Published 6 November 2018

·  The Pentagon has prepared a cyber attack against Russia

·  How Russian hackers almost shut down UK’s power grid on election day

·  Mueller’s gone quiet, but expect some post-midterms surprises

·  Roger Stone’s shifting story is a liability

·  Londongrad: Explosion in number of Russian spies in UK

·  Putin cancels 100th anniversary celebrations of GRU after Salisbury blunders

·  Did Russian hackers just steal private messages from 81,000 Facebook accounts?

·  America’s weapons could be hacked—here’s how to stop it

The Pentagon has prepared a cyber attack against Russia (Zachary Fryer-Biggs, Center for Public Integrity)
U.S. military hackers have been given the go-ahead to gain access to Russian cyber systems as part of potential retaliation for any meddling in America’s elections

How Russian hackers almost shut down UK’s power grid on election day (James Cook, Telegraph)
On June 8, 2017, as millions of Britons headed for the polling stations to vote in the General Election, a series of innocuous emails arrived in the inboxes of people working in the UK energy industry. The emails appeared legitimate, according to people with knowledge of the incident and documents released by UK and US intelligence agencies. Some were job applications with CVs. Others were administrative documents including contracts and legal agreements. Attachments which came with the emails, however, would – if opened – spread malware which aimed to bring down the UK electrical grid on election day.

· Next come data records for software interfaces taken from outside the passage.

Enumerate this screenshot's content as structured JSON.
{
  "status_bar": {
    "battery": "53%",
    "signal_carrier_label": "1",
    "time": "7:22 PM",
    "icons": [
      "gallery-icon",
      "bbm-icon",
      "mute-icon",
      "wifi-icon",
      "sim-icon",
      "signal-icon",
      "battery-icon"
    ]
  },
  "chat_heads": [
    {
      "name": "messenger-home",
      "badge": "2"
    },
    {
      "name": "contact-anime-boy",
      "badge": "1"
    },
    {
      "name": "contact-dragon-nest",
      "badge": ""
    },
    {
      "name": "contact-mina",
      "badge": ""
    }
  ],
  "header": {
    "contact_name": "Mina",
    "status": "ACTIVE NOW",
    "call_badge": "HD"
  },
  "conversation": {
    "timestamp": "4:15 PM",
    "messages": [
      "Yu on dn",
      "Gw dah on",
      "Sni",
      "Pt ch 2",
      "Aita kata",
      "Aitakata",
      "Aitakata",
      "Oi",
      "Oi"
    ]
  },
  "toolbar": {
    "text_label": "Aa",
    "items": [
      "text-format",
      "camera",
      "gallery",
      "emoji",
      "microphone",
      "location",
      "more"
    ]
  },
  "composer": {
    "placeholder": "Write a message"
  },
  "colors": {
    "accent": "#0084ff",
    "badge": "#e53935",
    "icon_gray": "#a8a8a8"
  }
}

Mueller’s gone quiet, but expect some post-midterms surprises (Cristian Farias, New York Magazine)
Aside from Robert Mueller and his direct supervisor, Rod Rosenstein, there’s probably no one who knows more about the deepest secrets of the Russia investigation than the chief judge of the federal district court in Washington. Since even before the special counsel went public with his first prosecutions a little over a year ago, Chief Judge Beryl Howell has been at the center of key aspects of the government’s sprawling criminal inquiry, like overseeing the federal grand jury investigating whether there was a conspiracy between the Trump campaign and the Kremlin to tip the 2016 election.
Last week Chief Judge Howell had the rare honor of unsealing a historic document from another high-profile investigation: the so-called “Watergate road map,” a grand jury report that special prosecutor Leon Jaworski drafted for the benefit of the House Judiciary Committee investigating wrongdoing by President Richard Nixon. Made public in response to a freedom of information request, the road map matters not just for historical purposes, but also because it is a devastating, play-by-play account of the investigative steps a special prosecutor in a different era took to expose the crimes of a sitting president. (Cont.)